◆ EXERCISE DESCRIPTION: Please reproduce every entry below without omitting a single line.

+++ SUPPLIED ENTRIES +++

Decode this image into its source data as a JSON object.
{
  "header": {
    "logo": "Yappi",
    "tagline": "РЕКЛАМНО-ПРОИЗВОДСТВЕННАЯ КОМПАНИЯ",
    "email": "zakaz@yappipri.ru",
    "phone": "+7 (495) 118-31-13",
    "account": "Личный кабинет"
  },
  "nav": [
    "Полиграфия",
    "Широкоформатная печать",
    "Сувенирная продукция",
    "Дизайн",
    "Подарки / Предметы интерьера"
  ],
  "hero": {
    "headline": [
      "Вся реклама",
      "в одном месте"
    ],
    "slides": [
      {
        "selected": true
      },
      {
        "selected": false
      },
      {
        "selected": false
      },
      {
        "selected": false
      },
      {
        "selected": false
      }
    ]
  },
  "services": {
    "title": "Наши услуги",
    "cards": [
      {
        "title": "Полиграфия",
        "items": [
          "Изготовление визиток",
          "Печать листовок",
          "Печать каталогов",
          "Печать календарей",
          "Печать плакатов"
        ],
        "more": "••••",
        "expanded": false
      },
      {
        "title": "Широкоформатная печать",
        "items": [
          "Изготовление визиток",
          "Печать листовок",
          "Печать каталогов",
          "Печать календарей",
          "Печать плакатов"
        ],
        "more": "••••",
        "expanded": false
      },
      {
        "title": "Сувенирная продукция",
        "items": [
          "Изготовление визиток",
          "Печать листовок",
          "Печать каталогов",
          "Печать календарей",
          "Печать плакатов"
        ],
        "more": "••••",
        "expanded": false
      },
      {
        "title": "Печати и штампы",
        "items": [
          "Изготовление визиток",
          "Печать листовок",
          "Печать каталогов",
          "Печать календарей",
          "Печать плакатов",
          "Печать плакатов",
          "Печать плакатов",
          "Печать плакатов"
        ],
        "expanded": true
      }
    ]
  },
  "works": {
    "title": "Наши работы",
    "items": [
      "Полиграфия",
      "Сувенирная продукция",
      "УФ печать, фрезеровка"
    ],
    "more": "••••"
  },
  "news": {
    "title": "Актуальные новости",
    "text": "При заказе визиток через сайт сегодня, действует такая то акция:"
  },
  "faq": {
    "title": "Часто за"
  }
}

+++

◆ EXERCISE ANSWER:
Decode this image into its source data as a JSON object.
{
  "header": {
    "logo": "Yappi",
    "tagline": "РЕКЛАМНО-ПРОИЗВОДСТВЕННАЯ КОМПАНИЯ",
    "email": "zakaz@yappipri.ru",
    "phone": "+7 (495) 118-31-13",
    "account": "Личный кабинет"
  },
  "nav": [
    "Полиграфия",
    "Широкоформатная печать",
    "Сувенирная продукция",
    "Дизайн",
    "Подарки / Предметы интерьера"
  ],
  "hero": {
    "headline": [
      "Вся реклама",
      "в одном месте"
    ],
    "slides": [
      {
        "selected": true
      },
      {
        "selected": false
      },
      {
        "selected": false
      },
      {
        "selected": false
      },
      {
        "selected": false
      }
    ]
  },
  "services": {
    "title": "Наши услуги",
    "cards": [
      {
        "title": "Полиграфия",
        "items": [
          "Изготовление визиток",
          "Печать листовок",
          "Печать каталогов",
          "Печать календарей",
          "Печать плакатов"
        ],
        "more": "••••",
        "expanded": false
      },
      {
        "title": "Широкоформатная печать",
        "items": [
          "Изготовление визиток",
          "Печать листовок",
          "Печать каталогов",
          "Печать календарей",
          "Печать плакатов"
        ],
        "more": "••••",
        "expanded": false
      },
      {
        "title": "Сувенирная продукция",
        "items": [
          "Изготовление визиток",
          "Печать листовок",
          "Печать каталогов",
          "Печать календарей",
          "Печать плакатов"
        ],
        "more": "••••",
        "expanded": false
      },
      {
        "title": "Печати и штампы",
        "items": [
          "Изготовление визиток",
          "Печать листовок",
          "Печать каталогов",
          "Печать календарей",
          "Печать плакатов",
          "Печать плакатов",
          "Печать плакатов",
          "Печать плакатов"
        ],
        "expanded": true
      }
    ]
  },
  "works": {
    "title": "Наши работы",
    "items": [
      "Полиграфия",
      "Сувенирная продукция",
      "УФ печать, фрезеровка"
    ],
    "more": "••••"
  },
  "news": {
    "title": "Актуальные новости",
    "text": "При заказе визиток через сайт сегодня, действует такая то акция:"
  },
  "faq": {
    "title": "Часто за"
  }
}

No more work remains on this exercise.